Now things have gone sour on the Gold Coast and Parramatta are supposed to welcome him back with open arms? Not even in Hayne’s charmed world does that make sense. Sure, the romantics want to see the prodigal son return home, but that ship has sailed. Parramatta are not the club they were when Hayne left.

Hayne was given his chance to prove that Parra mattered a year ago, but the club had the door slammed in their face.

We’ve heard the whispers since. Fairfax Media reported earlier in the year that Hayne had put out the feelers about returning to the Eels when he was weighing up whether to take up the $1.2 million option to stay on the Gold Coast.

At the right price and if Hayne was coming over with the right mindset, the Eels would have contemplated it. But not now.
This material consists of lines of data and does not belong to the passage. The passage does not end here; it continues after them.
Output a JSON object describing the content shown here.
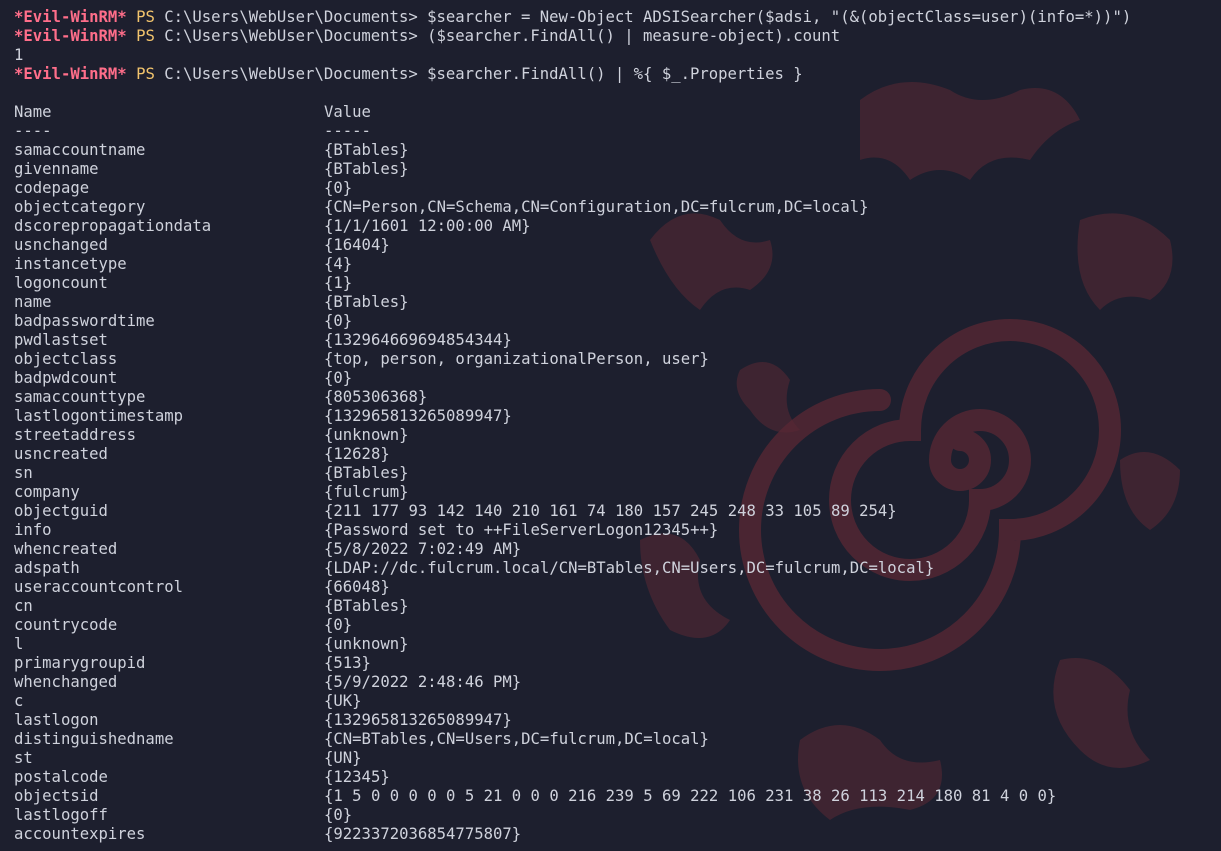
{
  "prompt": {
    "tag": "*Evil-WinRM*",
    "ps": "PS",
    "path": "C:\\Users\\WebUser\\Documents>"
  },
  "commands": [
    {
      "text": "$searcher = New-Object ADSISearcher($adsi, \"(&(objectClass=user)(info=*))\")"
    },
    {
      "text": "($searcher.FindAll() | measure-object).count"
    },
    {
      "text": "$searcher.FindAll() | %{ $_.Properties }"
    }
  ],
  "count_output": "1",
  "table": {
    "headers": {
      "name": "Name",
      "value": "Value"
    },
    "underline": {
      "name": "----",
      "value": "-----"
    },
    "rows": [
      {
        "name": "samaccountname",
        "value": "{BTables}"
      },
      {
        "name": "givenname",
        "value": "{BTables}"
      },
      {
        "name": "codepage",
        "value": "{0}"
      },
      {
        "name": "objectcategory",
        "value": "{CN=Person,CN=Schema,CN=Configuration,DC=fulcrum,DC=local}"
      },
      {
        "name": "dscorepropagationdata",
        "value": "{1/1/1601 12:00:00 AM}"
      },
      {
        "name": "usnchanged",
        "value": "{16404}"
      },
      {
        "name": "instancetype",
        "value": "{4}"
      },
      {
        "name": "logoncount",
        "value": "{1}"
      },
      {
        "name": "name",
        "value": "{BTables}"
      },
      {
        "name": "badpasswordtime",
        "value": "{0}"
      },
      {
        "name": "pwdlastset",
        "value": "{132964669694854344}"
      },
      {
        "name": "objectclass",
        "value": "{top, person, organizationalPerson, user}"
      },
      {
        "name": "badpwdcount",
        "value": "{0}"
      },
      {
        "name": "samaccounttype",
        "value": "{805306368}"
      },
      {
        "name": "lastlogontimestamp",
        "value": "{132965813265089947}"
      },
      {
        "name": "streetaddress",
        "value": "{unknown}"
      },
      {
        "name": "usncreated",
        "value": "{12628}"
      },
      {
        "name": "sn",
        "value": "{BTables}"
      },
      {
        "name": "company",
        "value": "{fulcrum}"
      },
      {
        "name": "objectguid",
        "value": "{211 177 93 142 140 210 161 74 180 157 245 248 33 105 89 254}"
      },
      {
        "name": "info",
        "value": "{Password set to ++FileServerLogon12345++}"
      },
      {
        "name": "whencreated",
        "value": "{5/8/2022 7:02:49 AM}"
      },
      {
        "name": "adspath",
        "value": "{LDAP://dc.fulcrum.local/CN=BTables,CN=Users,DC=fulcrum,DC=local}"
      },
      {
        "name": "useraccountcontrol",
        "value": "{66048}"
      },
      {
        "name": "cn",
        "value": "{BTables}"
      },
      {
        "name": "countrycode",
        "value": "{0}"
      },
      {
        "name": "l",
        "value": "{unknown}"
      },
      {
        "name": "primarygroupid",
        "value": "{513}"
      },
      {
        "name": "whenchanged",
        "value": "{5/9/2022 2:48:46 PM}"
      },
      {
        "name": "c",
        "value": "{UK}"
      },
      {
        "name": "lastlogon",
        "value": "{132965813265089947}"
      },
      {
        "name": "distinguishedname",
        "value": "{CN=BTables,CN=Users,DC=fulcrum,DC=local}"
      },
      {
        "name": "st",
        "value": "{UN}"
      },
      {
        "name": "postalcode",
        "value": "{12345}"
      },
      {
        "name": "objectsid",
        "value": "{1 5 0 0 0 0 0 5 21 0 0 0 216 239 5 69 222 106 231 38 26 113 214 180 81 4 0 0}"
      },
      {
        "name": "lastlogoff",
        "value": "{0}"
      },
      {
        "name": "accountexpires",
        "value": "{9223372036854775807}"
      }
    ]
  },
  "colors": {
    "background": "#1d1f2e",
    "prompt_tag": "#ff6e8a",
    "prompt_ps": "#f2c46d",
    "text": "#cfd2dc",
    "wallpaper_mark": "#6b2f3b"
  },
  "wallpaper": {
    "icon": "spiral-seal-icon"
  }
}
As the Titans are now realising, there’s a circus that comes with Hayne’s signature. It can be fun at first, but how many times can you watch the same clown routine without growing bored?

Parramatta are a club yearning for success. They don’t need negative headlines – they’ve had enough of them in the past few seasons to last a lifetime.
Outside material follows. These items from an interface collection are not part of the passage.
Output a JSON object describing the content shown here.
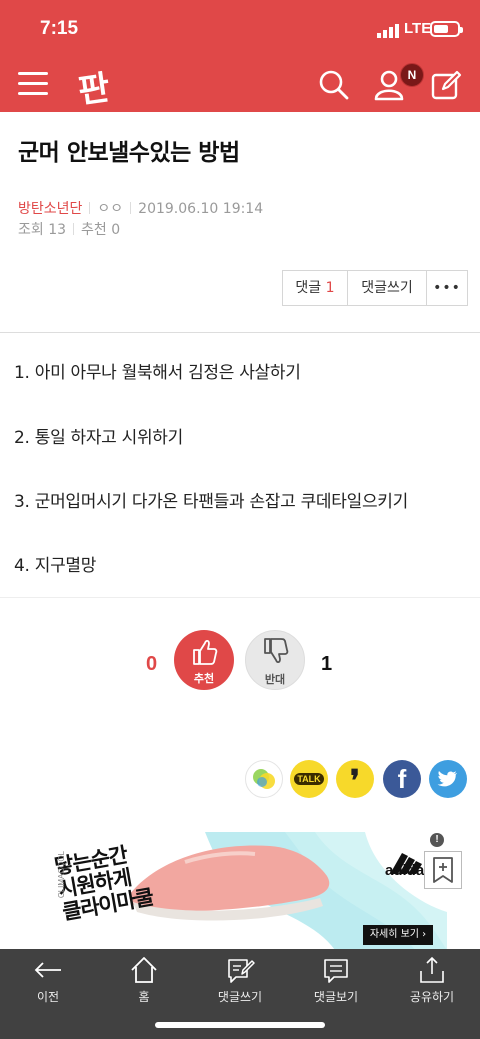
{
  "status": {
    "time": "7:15",
    "network": "LTE"
  },
  "header": {
    "logo": "판",
    "notif_badge": "N"
  },
  "article": {
    "title": "군머 안보낼수있는 방법",
    "author": "방탄소년단",
    "author_sub": "ㅇㅇ",
    "date": "2019.06.10 19:14",
    "views_label": "조회 13",
    "recommend_label": "추천 0"
  },
  "actions": {
    "comments_label": "댓글",
    "comments_count": "1",
    "write_comment_label": "댓글쓰기",
    "more_label": "•••"
  },
  "body": {
    "lines": [
      "1. 아미 아무나 월북해서 김정은 사살하기",
      "2. 통일 하자고 시위하기",
      "3. 군머입머시기 다가온 타팬들과 손잡고 쿠데타일으키기",
      "4. 지구멸망"
    ]
  },
  "vote": {
    "up_count": "0",
    "up_label": "추천",
    "down_label": "반대",
    "down_count": "1"
  },
  "share": {
    "talk_label": "TALK",
    "quote_glyph": "❜",
    "facebook_glyph": "f"
  },
  "ad": {
    "headline_1": "닿는순간",
    "headline_2": "시원하게",
    "headline_3": "클라이마쿨",
    "side_text": "CLIMACOOL",
    "brand": "adidas",
    "cta": "자세히 보기 ›",
    "badge": "!"
  },
  "tabs": [
    {
      "label": "이전",
      "icon": "back-arrow-icon"
    },
    {
      "label": "홈",
      "icon": "home-icon"
    },
    {
      "label": "댓글쓰기",
      "icon": "write-comment-icon"
    },
    {
      "label": "댓글보기",
      "icon": "view-comments-icon"
    },
    {
      "label": "공유하기",
      "icon": "share-icon"
    }
  ],
  "colors": {
    "brand_red": "#e04848",
    "tabbar": "#414141",
    "facebook": "#3b5998",
    "twitter": "#3e9ee0",
    "kakao": "#f7d92a"
  }
}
Now, Corey Norman would have been told what to say to reporters when he fronted to fulfil his media commitments on Monday.

Asked about the possibility of Hayne returning to the club, Norman said, “I’m happy with the team we’ve got here and I’m focused on the team we’ve got here”.

Hooker Cameron King followed the party line: “I think Bevan [French] is doing a pretty good job [at fullback] for us, so that’s all I’ll say about that”.

You can’t help but think those comments are a general reflection of Hayne’s current standing at the Eels, regardless of how much they like him as a bloke.

If you’d asked the players the same question 12 months ago, the answers would have been different. In fact, they were.

“That would be massive if Haynesy comes back,” Clint Gutherson said last year. There was no such excitement this time around.

When Ivan Cleary took over at Wests Tigers earlier this year, he said his coaching philosophy was that “the star of the team is the team”.

That’s the mentality Brad Arthur coaches with at the Eels. That is why when Gutherson, their best player this season, was ruled out through injury, the Eels were able to pick themselves up and continue their winning ways.

This isn’t personal. Arthur probably has a better relationship with Hayne than any of the coaches who have tried to crack the enigma that is J. Hayne. But Arthur has put too much into rebuilding this team to see it all go to waste for the sake of writing Hayne’s happily ever-after.

Hayne should be remembered as one of the most brilliant footballers to lace on a boot in this country. Truth is, the longer the circus continues the less likely he will be remembered for his football at all.